According to an LJ user a teacher at Milan High School was forced to resign for downloading software (also here), presumably for educational purposes. I couldn’t find anything on Google News about this but it may have happened during the current news cycle. Although I have no way of knowing that they were involved it sounds like the BSA, up to their usual antics.
Meanwhile schools creating their own problems by requiring students to learn MS applications. Granted MS Office currently dominates the business landscape, but that domination is through users who learned on WordStar or WordPerfect. By using free software schools wouldn’t have to worry about piracy copyright infringement and they would teach kids how to be adaptable.
[Update 2: I just spoke to Superintendent Dennis McComb at the school and he said that they had not been visited by anyone from the FBI and that no computers had been seized. Sounds like I just got played by a high school prank.]
[Update: Reading the text again, it looks like the teacher may have inadvertently been sharing software. The description in question reads “they had downloaded bearshare, and over the network, many other people have downloaded over 6000$ worth of software.” I know that the industry likes to frame the argument in terms of theft (and murder/rape) but when you give something away are you the thief or the victim? Does the same apply if you accidentally leave a software CD where it can be stolen?]

Barcode reader for craphounds

Bri pointed me to the IntelliScanner Collector, a combination barcode scanner/personal library manager. You just scan in the stuff you own and it pulls images and information down from the Intarweb. It seems perfect for people like me who force people to borrow their books and movies. Supposedly it can also create web pages for you to show off your collection, but I couldn’t find an example to link to. Also, it’s $200 which is understandable (they provide a scanner) but still a hard pill to swallow. It doesn’t do video games, either, which I lend out all the time.
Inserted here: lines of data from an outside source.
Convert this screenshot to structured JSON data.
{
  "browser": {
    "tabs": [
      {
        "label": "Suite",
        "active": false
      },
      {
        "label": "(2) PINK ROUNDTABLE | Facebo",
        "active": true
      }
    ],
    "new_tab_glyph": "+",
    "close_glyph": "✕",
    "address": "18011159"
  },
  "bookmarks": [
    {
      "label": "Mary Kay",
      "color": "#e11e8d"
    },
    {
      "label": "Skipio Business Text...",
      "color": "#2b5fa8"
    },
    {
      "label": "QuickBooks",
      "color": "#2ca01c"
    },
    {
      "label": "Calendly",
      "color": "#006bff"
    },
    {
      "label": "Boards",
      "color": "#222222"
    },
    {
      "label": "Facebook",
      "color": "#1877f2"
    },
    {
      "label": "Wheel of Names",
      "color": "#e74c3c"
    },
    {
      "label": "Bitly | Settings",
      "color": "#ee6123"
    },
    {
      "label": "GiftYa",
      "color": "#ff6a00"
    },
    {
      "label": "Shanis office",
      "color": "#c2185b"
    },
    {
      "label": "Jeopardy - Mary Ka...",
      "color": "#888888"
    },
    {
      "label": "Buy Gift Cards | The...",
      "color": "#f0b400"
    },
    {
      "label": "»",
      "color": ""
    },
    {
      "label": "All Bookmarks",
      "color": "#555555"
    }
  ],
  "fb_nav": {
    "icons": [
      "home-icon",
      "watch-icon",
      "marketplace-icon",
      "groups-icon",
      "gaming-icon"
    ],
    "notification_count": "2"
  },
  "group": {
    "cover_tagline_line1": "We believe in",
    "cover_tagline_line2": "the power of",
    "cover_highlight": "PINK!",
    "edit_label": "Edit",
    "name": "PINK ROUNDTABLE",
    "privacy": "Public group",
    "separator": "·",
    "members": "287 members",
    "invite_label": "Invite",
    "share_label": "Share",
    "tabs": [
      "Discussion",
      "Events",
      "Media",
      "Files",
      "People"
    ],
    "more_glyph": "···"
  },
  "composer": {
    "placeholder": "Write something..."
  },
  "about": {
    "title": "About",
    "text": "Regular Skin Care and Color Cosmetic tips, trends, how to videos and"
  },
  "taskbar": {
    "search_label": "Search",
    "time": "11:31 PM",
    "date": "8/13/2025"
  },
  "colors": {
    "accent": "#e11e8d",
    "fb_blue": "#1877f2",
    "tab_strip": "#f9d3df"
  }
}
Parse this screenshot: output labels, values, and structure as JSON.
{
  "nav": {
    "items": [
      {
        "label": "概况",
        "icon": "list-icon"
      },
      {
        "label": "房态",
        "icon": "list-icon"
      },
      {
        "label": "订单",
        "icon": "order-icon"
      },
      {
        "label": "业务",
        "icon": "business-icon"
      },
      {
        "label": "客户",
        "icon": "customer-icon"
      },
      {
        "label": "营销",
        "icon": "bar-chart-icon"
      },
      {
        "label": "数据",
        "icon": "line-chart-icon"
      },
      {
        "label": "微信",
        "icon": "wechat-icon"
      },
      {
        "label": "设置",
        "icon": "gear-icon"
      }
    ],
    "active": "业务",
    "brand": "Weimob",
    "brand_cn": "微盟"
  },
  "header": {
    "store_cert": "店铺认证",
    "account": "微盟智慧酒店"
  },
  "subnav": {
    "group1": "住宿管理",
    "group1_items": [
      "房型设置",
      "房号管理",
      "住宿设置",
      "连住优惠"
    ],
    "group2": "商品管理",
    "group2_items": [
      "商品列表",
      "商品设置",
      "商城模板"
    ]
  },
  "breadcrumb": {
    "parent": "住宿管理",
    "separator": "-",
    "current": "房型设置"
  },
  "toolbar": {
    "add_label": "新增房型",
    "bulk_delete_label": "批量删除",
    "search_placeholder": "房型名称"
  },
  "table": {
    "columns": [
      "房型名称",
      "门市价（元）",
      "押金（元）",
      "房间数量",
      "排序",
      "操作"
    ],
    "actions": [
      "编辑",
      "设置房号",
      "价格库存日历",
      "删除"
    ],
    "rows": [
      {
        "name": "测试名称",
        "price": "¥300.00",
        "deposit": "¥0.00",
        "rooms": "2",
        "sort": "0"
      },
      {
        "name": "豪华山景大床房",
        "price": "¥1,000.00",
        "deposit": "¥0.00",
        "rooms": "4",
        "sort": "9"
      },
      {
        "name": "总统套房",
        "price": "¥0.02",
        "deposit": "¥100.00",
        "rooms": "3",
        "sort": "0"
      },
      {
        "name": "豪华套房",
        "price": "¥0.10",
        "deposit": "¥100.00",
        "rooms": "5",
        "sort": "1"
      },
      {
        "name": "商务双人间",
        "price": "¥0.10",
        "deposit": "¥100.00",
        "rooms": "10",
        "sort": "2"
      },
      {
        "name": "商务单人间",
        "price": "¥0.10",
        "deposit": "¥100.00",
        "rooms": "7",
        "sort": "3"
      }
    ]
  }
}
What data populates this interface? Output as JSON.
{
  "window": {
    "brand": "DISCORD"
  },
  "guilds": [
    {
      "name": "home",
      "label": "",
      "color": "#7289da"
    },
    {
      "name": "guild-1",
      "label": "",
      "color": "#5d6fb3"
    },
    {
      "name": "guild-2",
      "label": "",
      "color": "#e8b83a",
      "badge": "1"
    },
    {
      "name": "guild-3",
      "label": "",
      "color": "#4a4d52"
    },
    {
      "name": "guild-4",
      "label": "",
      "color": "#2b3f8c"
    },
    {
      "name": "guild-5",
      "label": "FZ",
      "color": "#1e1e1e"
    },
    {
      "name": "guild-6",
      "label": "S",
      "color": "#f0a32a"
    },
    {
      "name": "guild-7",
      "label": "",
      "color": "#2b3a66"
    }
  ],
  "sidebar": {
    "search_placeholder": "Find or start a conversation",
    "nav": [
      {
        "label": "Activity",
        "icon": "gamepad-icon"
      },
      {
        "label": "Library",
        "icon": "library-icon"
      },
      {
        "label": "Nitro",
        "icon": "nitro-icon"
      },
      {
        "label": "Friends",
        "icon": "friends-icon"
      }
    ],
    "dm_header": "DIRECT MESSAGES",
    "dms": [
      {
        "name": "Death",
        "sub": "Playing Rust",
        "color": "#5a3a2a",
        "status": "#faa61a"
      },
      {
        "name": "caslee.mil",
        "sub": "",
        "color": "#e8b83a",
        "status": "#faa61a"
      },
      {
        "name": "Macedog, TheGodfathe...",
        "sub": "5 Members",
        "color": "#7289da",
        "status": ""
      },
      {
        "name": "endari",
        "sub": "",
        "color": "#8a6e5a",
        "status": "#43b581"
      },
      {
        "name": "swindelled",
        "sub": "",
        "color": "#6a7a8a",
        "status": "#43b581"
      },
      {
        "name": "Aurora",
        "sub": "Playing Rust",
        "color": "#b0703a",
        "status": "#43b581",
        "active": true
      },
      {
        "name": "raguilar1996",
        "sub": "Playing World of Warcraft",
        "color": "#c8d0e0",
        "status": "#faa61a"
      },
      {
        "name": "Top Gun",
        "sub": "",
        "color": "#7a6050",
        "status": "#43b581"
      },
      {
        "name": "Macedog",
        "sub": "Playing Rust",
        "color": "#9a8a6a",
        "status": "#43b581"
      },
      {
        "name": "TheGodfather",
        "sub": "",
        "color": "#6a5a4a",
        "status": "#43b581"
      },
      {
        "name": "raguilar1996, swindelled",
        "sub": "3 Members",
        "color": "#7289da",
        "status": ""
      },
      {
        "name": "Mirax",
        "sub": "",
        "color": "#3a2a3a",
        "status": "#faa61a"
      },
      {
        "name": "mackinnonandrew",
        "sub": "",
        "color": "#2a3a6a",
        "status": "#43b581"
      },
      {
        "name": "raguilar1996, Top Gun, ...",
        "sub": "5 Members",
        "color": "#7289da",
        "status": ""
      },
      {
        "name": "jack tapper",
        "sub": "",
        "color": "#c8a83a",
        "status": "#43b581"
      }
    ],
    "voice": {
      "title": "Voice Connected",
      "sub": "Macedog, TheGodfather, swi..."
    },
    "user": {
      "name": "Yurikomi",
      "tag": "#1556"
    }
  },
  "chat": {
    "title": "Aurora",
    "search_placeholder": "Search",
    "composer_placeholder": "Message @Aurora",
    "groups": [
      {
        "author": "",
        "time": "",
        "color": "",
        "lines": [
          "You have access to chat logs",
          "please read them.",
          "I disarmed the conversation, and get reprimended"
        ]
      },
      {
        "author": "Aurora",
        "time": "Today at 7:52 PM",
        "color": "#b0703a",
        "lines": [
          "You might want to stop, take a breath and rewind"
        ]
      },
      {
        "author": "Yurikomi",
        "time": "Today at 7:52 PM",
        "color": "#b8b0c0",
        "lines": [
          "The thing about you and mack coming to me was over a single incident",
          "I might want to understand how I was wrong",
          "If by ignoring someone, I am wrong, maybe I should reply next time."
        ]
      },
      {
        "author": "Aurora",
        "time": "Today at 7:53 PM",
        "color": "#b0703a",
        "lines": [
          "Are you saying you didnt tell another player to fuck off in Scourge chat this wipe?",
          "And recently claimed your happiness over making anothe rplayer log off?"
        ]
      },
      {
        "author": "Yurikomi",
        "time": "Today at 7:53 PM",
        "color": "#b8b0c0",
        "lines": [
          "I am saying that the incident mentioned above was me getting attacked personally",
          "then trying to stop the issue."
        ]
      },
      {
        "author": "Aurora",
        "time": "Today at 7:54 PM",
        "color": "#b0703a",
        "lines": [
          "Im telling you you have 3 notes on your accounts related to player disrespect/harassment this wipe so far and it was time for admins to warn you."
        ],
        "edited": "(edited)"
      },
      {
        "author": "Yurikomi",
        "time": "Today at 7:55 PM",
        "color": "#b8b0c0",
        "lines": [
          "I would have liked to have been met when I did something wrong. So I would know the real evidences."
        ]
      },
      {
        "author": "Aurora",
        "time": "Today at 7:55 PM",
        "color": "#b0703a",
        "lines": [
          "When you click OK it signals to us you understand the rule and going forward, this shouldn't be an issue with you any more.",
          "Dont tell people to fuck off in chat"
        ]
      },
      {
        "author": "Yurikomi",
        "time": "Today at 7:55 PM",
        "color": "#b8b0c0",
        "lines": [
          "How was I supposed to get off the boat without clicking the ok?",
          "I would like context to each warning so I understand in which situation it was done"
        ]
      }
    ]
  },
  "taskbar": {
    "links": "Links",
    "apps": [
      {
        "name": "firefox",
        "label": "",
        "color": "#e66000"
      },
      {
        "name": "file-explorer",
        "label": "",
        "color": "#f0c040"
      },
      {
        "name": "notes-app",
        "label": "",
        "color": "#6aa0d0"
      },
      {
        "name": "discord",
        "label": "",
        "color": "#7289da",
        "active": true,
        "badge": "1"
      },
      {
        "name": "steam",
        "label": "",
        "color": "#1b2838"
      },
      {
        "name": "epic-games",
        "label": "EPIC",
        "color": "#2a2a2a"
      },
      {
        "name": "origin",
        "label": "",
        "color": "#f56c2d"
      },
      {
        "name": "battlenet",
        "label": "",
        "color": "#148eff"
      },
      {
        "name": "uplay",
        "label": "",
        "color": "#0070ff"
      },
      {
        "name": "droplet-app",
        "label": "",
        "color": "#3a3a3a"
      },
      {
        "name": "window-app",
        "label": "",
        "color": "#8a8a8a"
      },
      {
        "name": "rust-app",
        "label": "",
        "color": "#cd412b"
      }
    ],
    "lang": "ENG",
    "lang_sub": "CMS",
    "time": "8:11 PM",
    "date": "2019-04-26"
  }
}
One thing that I would really like to see from software like this is Distributed Library integration, so that you could make your collection lendable to anyone with enough whuffie. Still, the package looks pretty strong and if I could get a cheaper version that worked with my CueCat I would be all over it.